Crude oil futures continued down on Friday, spooked by the dim outlook for the U.S. economy. That’s precisely what makes it likely oil prices will rebound next year.

 A tough run upstream (AP)

Big oil companies are already finding it harder to maintain, let alone increase, production. Chevron doubled its third-quarter net profit, but said production fell 5.7% in the quarter, after ExxonMobil reported an 8% production drop yesterday.

Falling oil prices are only going to accelerate that trend, analysts warn, at a time when OPEC is accelerating output cuts and production declines at oil fields around the world is apparently increasing.

Big oil as a whole needs oil prices of about $82 a barrel next year to fund their plans for new investment in oil exploration and production, Credit Suisse says in a new report. Right now, the consensus forecast of about $75 oil means overall, oil companies will suspend some marginal projects, as Shell has already announced with Canadian tar sands.

If oil stays around $60 a barrel, the funding shortfall for Big Oil will increase to more than $70 billion, CSFB says, as oil companies mothball a range of tricky new projects. That represents about 20% of planned capital expenditure for big oil companies in 2009.

Not everybody would be affected equally. ExxonMobil can weather oil prices at $50 a barrel, the bank says, while big Chinese oil companies are praying oil returns to record levels north of $140.

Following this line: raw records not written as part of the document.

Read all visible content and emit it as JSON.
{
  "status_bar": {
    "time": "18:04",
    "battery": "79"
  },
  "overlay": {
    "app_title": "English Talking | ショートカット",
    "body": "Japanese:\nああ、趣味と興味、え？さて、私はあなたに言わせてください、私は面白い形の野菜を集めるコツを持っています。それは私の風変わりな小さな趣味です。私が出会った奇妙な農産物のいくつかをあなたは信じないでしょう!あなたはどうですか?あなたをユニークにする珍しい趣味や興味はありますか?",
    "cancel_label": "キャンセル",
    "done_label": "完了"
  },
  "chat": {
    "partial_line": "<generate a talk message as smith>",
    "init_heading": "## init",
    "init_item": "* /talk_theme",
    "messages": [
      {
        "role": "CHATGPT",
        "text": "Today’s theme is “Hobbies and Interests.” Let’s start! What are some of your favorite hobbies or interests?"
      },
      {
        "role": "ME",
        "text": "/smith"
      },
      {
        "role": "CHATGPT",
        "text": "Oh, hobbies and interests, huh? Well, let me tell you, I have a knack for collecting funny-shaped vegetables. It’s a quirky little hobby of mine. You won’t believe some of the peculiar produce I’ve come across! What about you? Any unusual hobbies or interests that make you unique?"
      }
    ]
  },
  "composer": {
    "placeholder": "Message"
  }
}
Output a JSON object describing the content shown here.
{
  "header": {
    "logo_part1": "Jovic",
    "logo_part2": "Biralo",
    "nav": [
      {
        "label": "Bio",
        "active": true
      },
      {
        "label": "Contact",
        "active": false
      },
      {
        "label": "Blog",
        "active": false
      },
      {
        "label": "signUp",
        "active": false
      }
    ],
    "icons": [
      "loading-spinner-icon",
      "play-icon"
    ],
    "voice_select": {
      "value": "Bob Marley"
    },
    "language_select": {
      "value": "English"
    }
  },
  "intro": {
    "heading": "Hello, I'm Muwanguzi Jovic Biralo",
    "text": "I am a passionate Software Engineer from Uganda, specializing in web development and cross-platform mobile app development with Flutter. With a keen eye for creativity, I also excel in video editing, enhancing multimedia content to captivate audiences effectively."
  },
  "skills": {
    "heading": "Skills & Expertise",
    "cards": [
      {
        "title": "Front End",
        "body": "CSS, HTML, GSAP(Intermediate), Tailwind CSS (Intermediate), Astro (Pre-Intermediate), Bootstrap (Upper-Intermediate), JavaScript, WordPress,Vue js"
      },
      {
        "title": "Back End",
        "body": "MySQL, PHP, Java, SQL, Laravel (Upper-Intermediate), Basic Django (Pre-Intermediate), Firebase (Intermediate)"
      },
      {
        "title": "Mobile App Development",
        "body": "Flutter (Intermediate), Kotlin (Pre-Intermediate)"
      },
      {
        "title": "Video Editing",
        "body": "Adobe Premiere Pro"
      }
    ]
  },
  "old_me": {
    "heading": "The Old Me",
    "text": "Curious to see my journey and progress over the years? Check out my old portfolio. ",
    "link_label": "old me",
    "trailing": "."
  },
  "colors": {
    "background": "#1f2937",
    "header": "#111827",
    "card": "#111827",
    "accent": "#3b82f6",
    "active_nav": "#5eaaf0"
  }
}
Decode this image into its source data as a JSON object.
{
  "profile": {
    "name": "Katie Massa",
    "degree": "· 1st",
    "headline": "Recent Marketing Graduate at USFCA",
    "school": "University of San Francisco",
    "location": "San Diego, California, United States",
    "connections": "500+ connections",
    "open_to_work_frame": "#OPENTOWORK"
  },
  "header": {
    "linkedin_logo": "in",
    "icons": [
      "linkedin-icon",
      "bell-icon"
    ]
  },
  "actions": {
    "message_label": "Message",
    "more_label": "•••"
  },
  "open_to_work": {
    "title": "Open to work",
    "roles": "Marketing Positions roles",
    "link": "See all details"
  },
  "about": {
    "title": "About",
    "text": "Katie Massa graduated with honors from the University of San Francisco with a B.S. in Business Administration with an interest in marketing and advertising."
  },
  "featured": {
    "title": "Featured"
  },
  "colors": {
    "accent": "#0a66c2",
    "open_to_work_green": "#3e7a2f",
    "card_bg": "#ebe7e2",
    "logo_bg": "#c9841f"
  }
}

Oil bears have been betting all month that collapsing global demand is going to keep crude prices low next year. But if supply and demand do mean anything to the oil markets—an open question these days—the specter of a supply crunch next year could send the bulls back into the ring.